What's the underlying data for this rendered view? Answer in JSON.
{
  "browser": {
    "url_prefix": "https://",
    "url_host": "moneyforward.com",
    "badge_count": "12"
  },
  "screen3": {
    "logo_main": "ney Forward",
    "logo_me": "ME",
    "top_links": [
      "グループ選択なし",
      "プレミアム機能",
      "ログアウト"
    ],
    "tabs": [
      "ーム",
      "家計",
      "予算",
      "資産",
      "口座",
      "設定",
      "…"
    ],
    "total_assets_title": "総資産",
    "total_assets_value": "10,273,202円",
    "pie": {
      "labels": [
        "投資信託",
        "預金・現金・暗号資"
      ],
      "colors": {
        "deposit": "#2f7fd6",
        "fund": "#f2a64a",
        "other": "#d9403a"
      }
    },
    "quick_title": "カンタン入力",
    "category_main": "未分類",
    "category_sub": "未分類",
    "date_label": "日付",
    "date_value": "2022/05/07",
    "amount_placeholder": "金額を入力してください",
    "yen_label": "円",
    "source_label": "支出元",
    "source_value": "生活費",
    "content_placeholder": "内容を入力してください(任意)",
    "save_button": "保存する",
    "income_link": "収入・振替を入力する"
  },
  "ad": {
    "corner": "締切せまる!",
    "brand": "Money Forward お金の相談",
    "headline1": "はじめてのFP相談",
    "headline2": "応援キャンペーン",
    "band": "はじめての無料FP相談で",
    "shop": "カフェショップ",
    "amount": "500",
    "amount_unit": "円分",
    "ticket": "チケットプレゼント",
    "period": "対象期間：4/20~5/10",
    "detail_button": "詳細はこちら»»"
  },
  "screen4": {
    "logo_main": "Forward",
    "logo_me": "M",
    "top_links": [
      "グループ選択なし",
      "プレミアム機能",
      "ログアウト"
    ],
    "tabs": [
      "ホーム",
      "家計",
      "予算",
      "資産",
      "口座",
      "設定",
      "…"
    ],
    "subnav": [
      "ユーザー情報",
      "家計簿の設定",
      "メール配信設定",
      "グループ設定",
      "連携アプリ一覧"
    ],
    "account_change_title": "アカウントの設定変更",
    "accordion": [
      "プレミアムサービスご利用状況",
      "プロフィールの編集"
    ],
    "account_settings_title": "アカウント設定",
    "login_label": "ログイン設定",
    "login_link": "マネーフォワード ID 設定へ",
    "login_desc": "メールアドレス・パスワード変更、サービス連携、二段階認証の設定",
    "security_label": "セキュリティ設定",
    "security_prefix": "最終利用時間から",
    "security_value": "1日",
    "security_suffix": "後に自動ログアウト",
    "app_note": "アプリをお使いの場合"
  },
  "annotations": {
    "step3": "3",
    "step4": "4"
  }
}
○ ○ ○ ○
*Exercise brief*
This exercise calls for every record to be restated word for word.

*Exercise response*
What's the underlying data for this rendered view? Answer in JSON.
{
  "browser": {
    "url_prefix": "https://",
    "url_host": "moneyforward.com",
    "badge_count": "12"
  },
  "screen3": {
    "logo_main": "ney Forward",
    "logo_me": "ME",
    "top_links": [
      "グループ選択なし",
      "プレミアム機能",
      "ログアウト"
    ],
    "tabs": [
      "ーム",
      "家計",
      "予算",
      "資産",
      "口座",
      "設定",
      "…"
    ],
    "total_assets_title": "総資産",
    "total_assets_value": "10,273,202円",
    "pie": {
      "labels": [
        "投資信託",
        "預金・現金・暗号資"
      ],
      "colors": {
        "deposit": "#2f7fd6",
        "fund": "#f2a64a",
        "other": "#d9403a"
      }
    },
    "quick_title": "カンタン入力",
    "category_main": "未分類",
    "category_sub": "未分類",
    "date_label": "日付",
    "date_value": "2022/05/07",
    "amount_placeholder": "金額を入力してください",
    "yen_label": "円",
    "source_label": "支出元",
    "source_value": "生活費",
    "content_placeholder": "内容を入力してください(任意)",
    "save_button": "保存する",
    "income_link": "収入・振替を入力する"
  },
  "ad": {
    "corner": "締切せまる!",
    "brand": "Money Forward お金の相談",
    "headline1": "はじめてのFP相談",
    "headline2": "応援キャンペーン",
    "band": "はじめての無料FP相談で",
    "shop": "カフェショップ",
    "amount": "500",
    "amount_unit": "円分",
    "ticket": "チケットプレゼント",
    "period": "対象期間：4/20~5/10",
    "detail_button": "詳細はこちら»»"
  },
  "screen4": {
    "logo_main": "Forward",
    "logo_me": "M",
    "top_links": [
      "グループ選択なし",
      "プレミアム機能",
      "ログアウト"
    ],
    "tabs": [
      "ホーム",
      "家計",
      "予算",
      "資産",
      "口座",
      "設定",
      "…"
    ],
    "subnav": [
      "ユーザー情報",
      "家計簿の設定",
      "メール配信設定",
      "グループ設定",
      "連携アプリ一覧"
    ],
    "account_change_title": "アカウントの設定変更",
    "accordion": [
      "プレミアムサービスご利用状況",
      "プロフィールの編集"
    ],
    "account_settings_title": "アカウント設定",
    "login_label": "ログイン設定",
    "login_link": "マネーフォワード ID 設定へ",
    "login_desc": "メールアドレス・パスワード変更、サービス連携、二段階認証の設定",
    "security_label": "セキュリティ設定",
    "security_prefix": "最終利用時間から",
    "security_value": "1日",
    "security_suffix": "後に自動ログアウト",
    "app_note": "アプリをお使いの場合"
  },
  "annotations": {
    "step3": "3",
    "step4": "4"
  }
}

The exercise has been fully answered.